Putin calls for ‘one powerful fist’ to confront terrorism in state of nation speech
Russian President Vladimir Putin called Thursday for “one powerful fist” to fight terrorism, hinted at more sanctions against Turkey and accused Western powers of creating “a zone of chaos.”
Speaking in his state-of-the-nation address televised live, Putin called for an end to what he called double standards that hampered uniting global efforts in fighting terrorism. Without naming the United States, he accused Washington and its allies of turning Iraq, Syria and Libya into a “zone of chaos and anarchy threatening the entire world” by supporting change of regimes in those countries.
Putin didn’t address efforts to start a peace process in Syria in his speech, focusing on the need to pool global efforts in the fight against terrorism following the attacks in Paris and the downing of a Russian passenger plane in Egypt. The Islamic State militant group has claimed responsibility for both.
“We must leave all arguments and disagreements behind and make one powerful fist, a single anti-terror front, which would work on the basis of international law under the aegis of the United Nations,” he said, addressing lawmakers and top officials who had gathered in an ornate Kremlin hall. “That means no shelter to bandits, no double standards, no contacts whatsoever with any terrorist organizations, no attempts to use them for some selfish goals, no criminal, bloody business with terrorists.”
Putin specifically targeted Turkey, accusing it of “allowing terrorists to earn money by selling oil stolen from Syria.”
He accused Turkey of a “treacherous war crime” in downing a Russian jet along the border with Syria.
“God must have punished Turkey’s ruling clique by depriving it of sense and reason,” Putin said.
Turkey said the plane violated its airspace for 17 seconds despite repeated warnings; Russia denies that. The incident, the first time a NATO country has downed a Russian plane in more than half a century, triggered a bitter falling out between the two nations, which had developed robust economic ties.
Moscow deployed long-range air defense missile systems to its base in Syria 30 miles south of the border with Turkey and slammed an array of economic sanctions on Turkey, including a ban on imports of fruit and vegetables and the sales of tour packages.
“We will remind them not just once about what they have done, and they will feel sorry about it more than just once,” Putin said without spelling out what other actions Russia may take.

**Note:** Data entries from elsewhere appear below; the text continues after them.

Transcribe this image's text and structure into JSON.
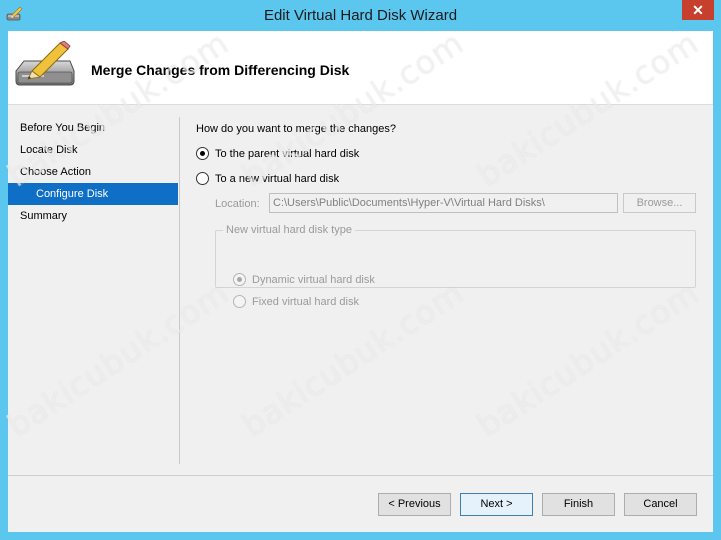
{
  "window": {
    "title": "Edit Virtual Hard Disk Wizard",
    "close_label": "✕"
  },
  "header": {
    "title": "Merge Changes from Differencing Disk",
    "icon": "disk-pencil-icon"
  },
  "nav": {
    "items": [
      {
        "label": "Before You Begin"
      },
      {
        "label": "Locate Disk"
      },
      {
        "label": "Choose Action"
      },
      {
        "label": "Configure Disk",
        "active": true
      },
      {
        "label": "Summary"
      }
    ]
  },
  "main": {
    "question": "How do you want to merge the changes?",
    "option_parent": "To the parent virtual hard disk",
    "option_new": "To a new virtual hard disk",
    "location_label": "Location:",
    "location_value": "C:\\Users\\Public\\Documents\\Hyper-V\\Virtual Hard Disks\\",
    "browse_label": "Browse...",
    "disk_type_legend": "New virtual hard disk type",
    "disk_type_dynamic": "Dynamic virtual hard disk",
    "disk_type_fixed": "Fixed virtual hard disk"
  },
  "footer": {
    "previous_label": "< Previous",
    "next_label": "Next >",
    "finish_label": "Finish",
    "cancel_label": "Cancel"
  },
  "watermark": {
    "text": "bakicubuk.com"
  },
  "colors": {
    "titlebar": "#5bc7ef",
    "close": "#c7402e",
    "nav_active": "#0f6fc6"
  }
}
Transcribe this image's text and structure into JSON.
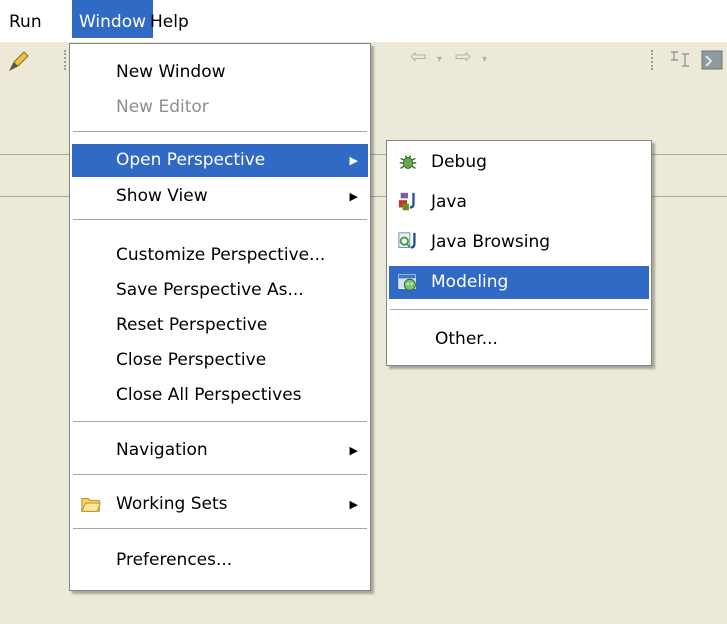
{
  "menubar": {
    "items": [
      {
        "label": "Run"
      },
      {
        "label": "Window"
      },
      {
        "label": "Help"
      }
    ]
  },
  "window_menu": {
    "new_window": "New Window",
    "new_editor": "New Editor",
    "open_perspective": "Open Perspective",
    "show_view": "Show View",
    "customize_perspective": "Customize Perspective...",
    "save_perspective_as": "Save Perspective As...",
    "reset_perspective": "Reset Perspective",
    "close_perspective": "Close Perspective",
    "close_all_perspectives": "Close All Perspectives",
    "navigation": "Navigation",
    "working_sets": "Working Sets",
    "preferences": "Preferences..."
  },
  "perspective_submenu": {
    "debug": "Debug",
    "java": "Java",
    "java_browsing": "Java Browsing",
    "modeling": "Modeling",
    "other": "Other..."
  },
  "colors": {
    "highlight": "#316ac5",
    "background": "#ece9d8"
  }
}
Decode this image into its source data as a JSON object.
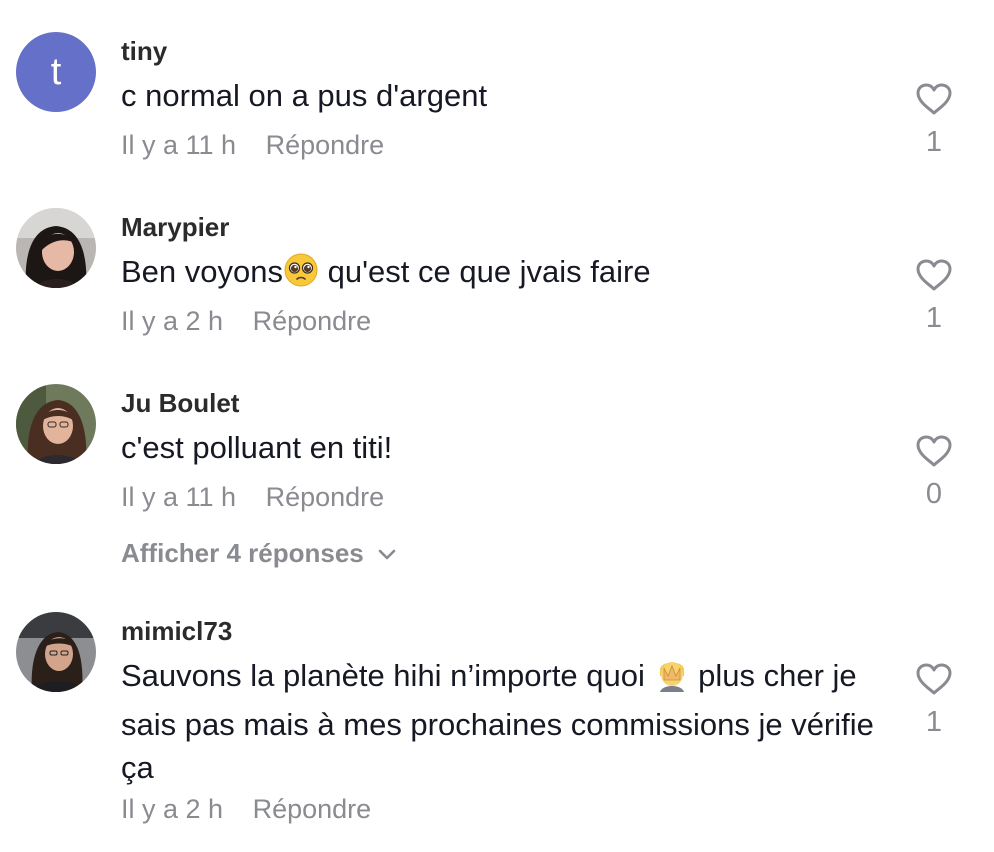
{
  "comments": [
    {
      "avatar_letter": "t",
      "username": "tiny",
      "text": "c normal on a pus d'argent",
      "time": "Il y a 11 h",
      "reply_label": "Répondre",
      "likes": "1"
    },
    {
      "username": "Marypier",
      "text_before": "Ben voyons",
      "text_after": " qu'est ce que jvais faire",
      "time": "Il y a 2 h",
      "reply_label": "Répondre",
      "likes": "1"
    },
    {
      "username": "Ju Boulet",
      "text": "c'est polluant en titi!",
      "time": "Il y a 11 h",
      "reply_label": "Répondre",
      "likes": "0",
      "show_replies_label": "Afficher 4 réponses"
    },
    {
      "username": "mimicl73",
      "text_before": "Sauvons la planète hihi n’importe quoi ",
      "text_after": " plus cher je sais pas mais à mes prochaines commissions je vérifie ça",
      "time": "Il y a 2 h",
      "reply_label": "Répondre",
      "likes": "1"
    }
  ],
  "icons": {
    "like": "heart-outline-icon",
    "expand": "chevron-down-icon",
    "emoji_pleading": "pleading-face-icon",
    "emoji_facepalm": "facepalm-icon"
  },
  "colors": {
    "avatar_letter_bg": "#6570c8",
    "muted_text": "#8a8b91",
    "primary_text": "#161823"
  }
}
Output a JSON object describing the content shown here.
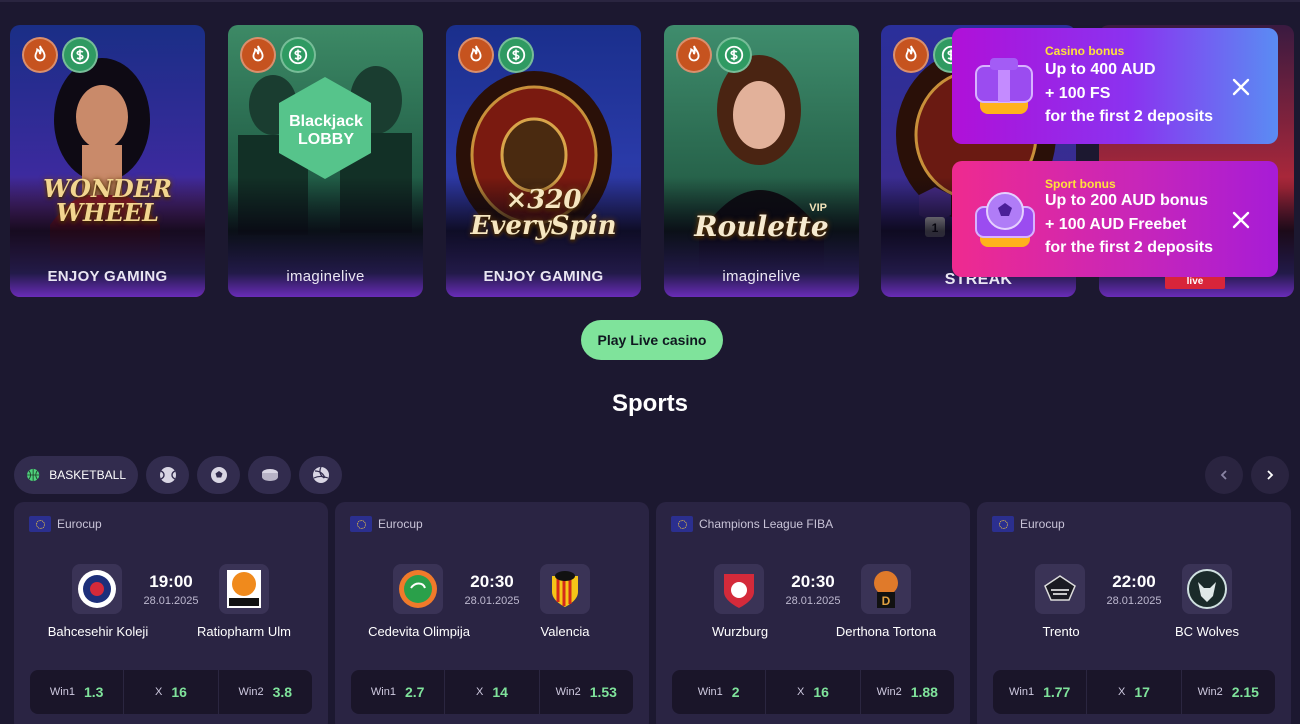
{
  "games": [
    {
      "title": "WONDER WHEEL",
      "provider": "ENJOY GAMING"
    },
    {
      "title": "Blackjack LOBBY",
      "provider": "imaginelive"
    },
    {
      "title": "×320 EverySpin",
      "provider": "ENJOY GAMING"
    },
    {
      "title": "Roulette",
      "badge_extra": "VIP",
      "provider": "imaginelive"
    },
    {
      "title": "STREAK",
      "provider": ""
    },
    {
      "title": "",
      "provider": "live"
    }
  ],
  "bonuses": {
    "casino": {
      "kicker": "Casino bonus",
      "line1": "Up to 400 AUD",
      "line2": "+ 100 FS",
      "line3": "for the first 2 deposits"
    },
    "sport": {
      "kicker": "Sport bonus",
      "line1": "Up to 200 AUD bonus",
      "line2": "+ 100 AUD Freebet",
      "line3": "for the first 2 deposits"
    }
  },
  "play_button": "Play Live casino",
  "sports_heading": "Sports",
  "filters": {
    "active_label": "BASKETBALL",
    "icons": [
      "basketball-icon",
      "tennis-icon",
      "football-icon",
      "hockey-puck-icon",
      "volleyball-icon"
    ]
  },
  "matches": [
    {
      "league": "Eurocup",
      "time": "19:00",
      "date": "28.01.2025",
      "home": "Bahcesehir Koleji",
      "away": "Ratiopharm Ulm",
      "odds": {
        "win1_label": "Win1",
        "win1": "1.3",
        "x_label": "X",
        "x": "16",
        "win2_label": "Win2",
        "win2": "3.8"
      }
    },
    {
      "league": "Eurocup",
      "time": "20:30",
      "date": "28.01.2025",
      "home": "Cedevita Olimpija",
      "away": "Valencia",
      "odds": {
        "win1_label": "Win1",
        "win1": "2.7",
        "x_label": "X",
        "x": "14",
        "win2_label": "Win2",
        "win2": "1.53"
      }
    },
    {
      "league": "Champions League FIBA",
      "time": "20:30",
      "date": "28.01.2025",
      "home": "Wurzburg",
      "away": "Derthona Tortona",
      "odds": {
        "win1_label": "Win1",
        "win1": "2",
        "x_label": "X",
        "x": "16",
        "win2_label": "Win2",
        "win2": "1.88"
      }
    },
    {
      "league": "Eurocup",
      "time": "22:00",
      "date": "28.01.2025",
      "home": "Trento",
      "away": "BC Wolves",
      "odds": {
        "win1_label": "Win1",
        "win1": "1.77",
        "x_label": "X",
        "x": "17",
        "win2_label": "Win2",
        "win2": "2.15"
      }
    }
  ],
  "colors": {
    "accent_green": "#7fe39b",
    "background": "#1c1830",
    "card": "#2a2443"
  }
}
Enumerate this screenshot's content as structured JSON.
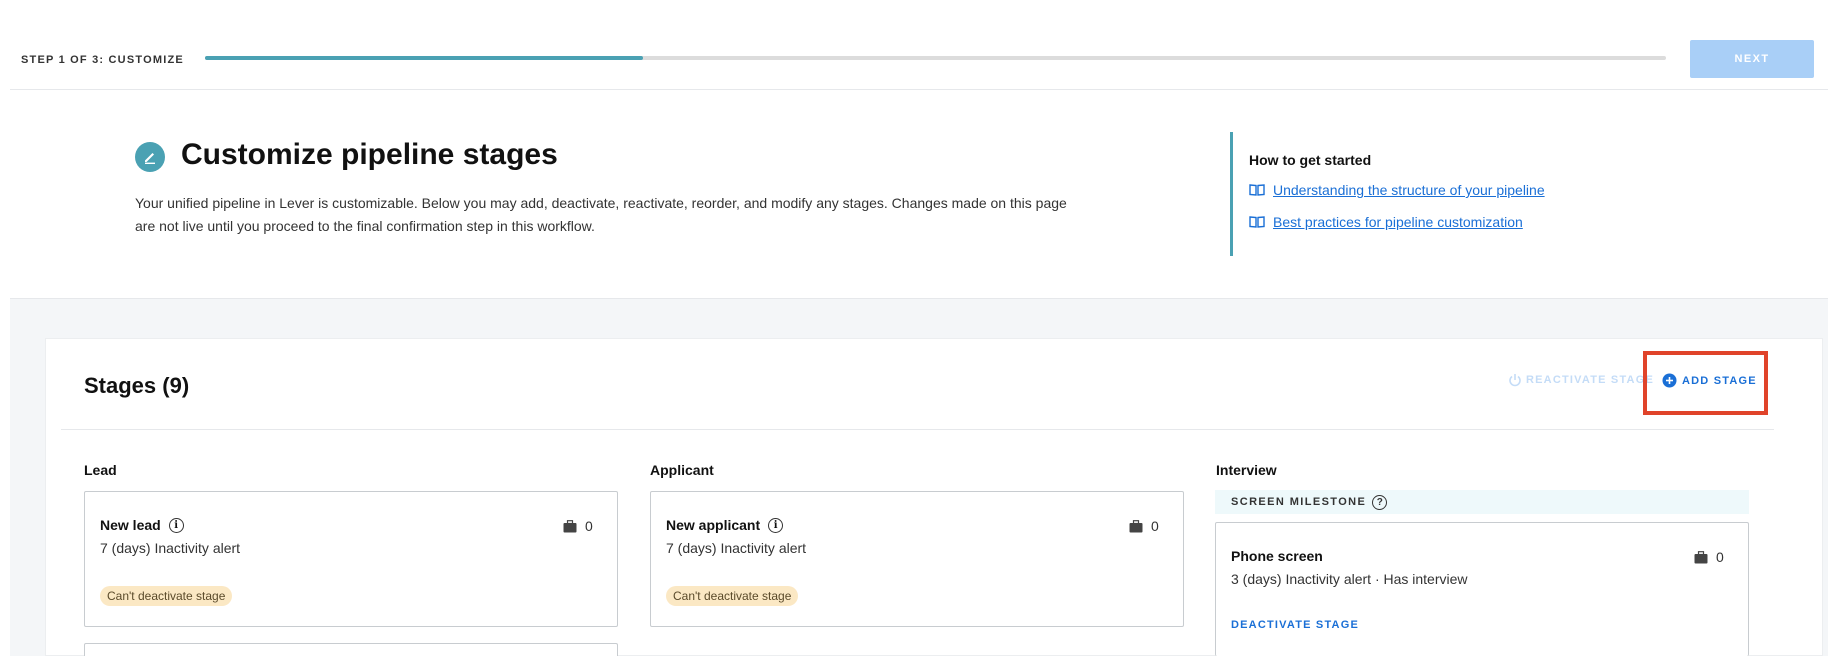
{
  "step": {
    "label": "STEP 1 OF 3: CUSTOMIZE",
    "progress_fraction": 0.3,
    "next_label": "NEXT"
  },
  "header": {
    "title": "Customize pipeline stages",
    "description": "Your unified pipeline in Lever is customizable. Below you may add, deactivate, reactivate, reorder, and modify any stages. Changes made on this page are not live until you proceed to the final confirmation step in this workflow.",
    "icon": "edit-pencil-icon"
  },
  "help": {
    "title": "How to get started",
    "links": [
      {
        "label": "Understanding the structure of your pipeline",
        "icon": "book-icon"
      },
      {
        "label": "Best practices for pipeline customization",
        "icon": "book-icon"
      }
    ]
  },
  "stages": {
    "title": "Stages (9)",
    "reactivate_label": "REACTIVATE STAGE",
    "add_label": "ADD STAGE",
    "columns": [
      {
        "label": "Lead",
        "cards": [
          {
            "title": "New lead",
            "subtitle": "7 (days) Inactivity alert",
            "count": "0",
            "badge": "Can't deactivate stage"
          }
        ]
      },
      {
        "label": "Applicant",
        "cards": [
          {
            "title": "New applicant",
            "subtitle": "7 (days) Inactivity alert",
            "count": "0",
            "badge": "Can't deactivate stage"
          }
        ]
      },
      {
        "label": "Interview",
        "milestone": "SCREEN MILESTONE",
        "cards": [
          {
            "title": "Phone screen",
            "subtitle": "3 (days) Inactivity alert · Has interview",
            "count": "0",
            "action": "DEACTIVATE STAGE"
          }
        ]
      }
    ]
  },
  "colors": {
    "accent": "#4aa1b3",
    "link": "#1a6fd6",
    "highlight": "#e0432a",
    "badge_bg": "#fbe8c4"
  }
}
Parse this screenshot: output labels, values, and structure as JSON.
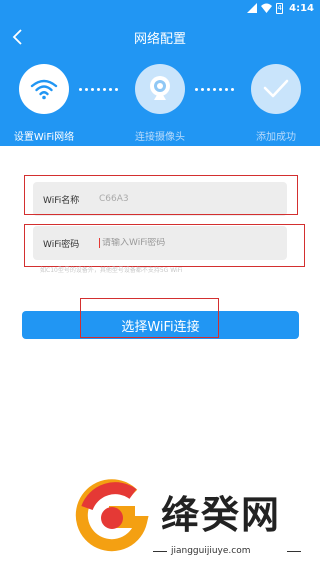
{
  "status_bar": {
    "time": "4:14",
    "battery_level": "4"
  },
  "header": {
    "title": "网络配置",
    "steps": [
      {
        "label": "设置WiFi网络",
        "icon": "wifi-icon",
        "state": "active"
      },
      {
        "label": "连接摄像头",
        "icon": "camera-icon",
        "state": "inactive"
      },
      {
        "label": "添加成功",
        "icon": "checkmark-icon",
        "state": "inactive"
      }
    ]
  },
  "form": {
    "wifi_name_label": "WiFi名称",
    "wifi_name_value": "C66A3",
    "wifi_password_label": "WiFi密码",
    "wifi_password_placeholder": "请输入WiFi密码",
    "hint": "如C10型号的设备外，其他型号设备都不支持5G WiFi",
    "connect_button": "选择WiFi连接"
  },
  "watermark": {
    "text": "绛癸网",
    "url": "jiangguijiuye.com"
  },
  "colors": {
    "primary": "#2196f3",
    "highlight_box": "#d32f2f",
    "field_bg": "#ededed"
  }
}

“But if anyone thinks that after committing a treacherous war crime, the killing of our people, they will get away with [the ban on imports] of tomatoes or some restrictions on construction and other industries, they are deeply mistaken.”
Russian Energy Minister Alexander Novak said Thursday that talks with Turkey on building a pipeline that would allow Russia to export natural gas to the European Union through Turkey have been halted.
Turkish President Recep Tayyip Erdogan has heatedly denied that his country was involved in oil trade with Islamic State, and has pledged to step down if Moscow proves its accusations.
The Russian Defense Ministry on Wednesday released an array of satellite and aerial images that it said shows hundreds of oil trucks streaming across the border. The ministry insisted that the images prove Turkey’s massive oil trade with the militant group.
Top Defense Ministry officials also accused Erdogan and his family of personally benefiting from the oil trade with Islamic State, although they didn’t provide any evidence to back the claim.
Putin said in his speech that Russia’s air campaign in Syria, which started on Sept. 30, is intended to fend off a terror threat to Russia posed by militant groups in Syria that include people from Russia.
Putin said the military action has demonstrated the capability of Russia’s modernized military.
“Modern Russian weapons have worked efficiently, and the priceless experience of its use in combat will be analyzed to help further improve our weapons,” he said.
Must-read stories from the L.A. Times
Get all the day's most vital news with our Today's Headlines newsletter, sent every weekday morning.
You may occasionally receive promotional content from the Los Angeles Times.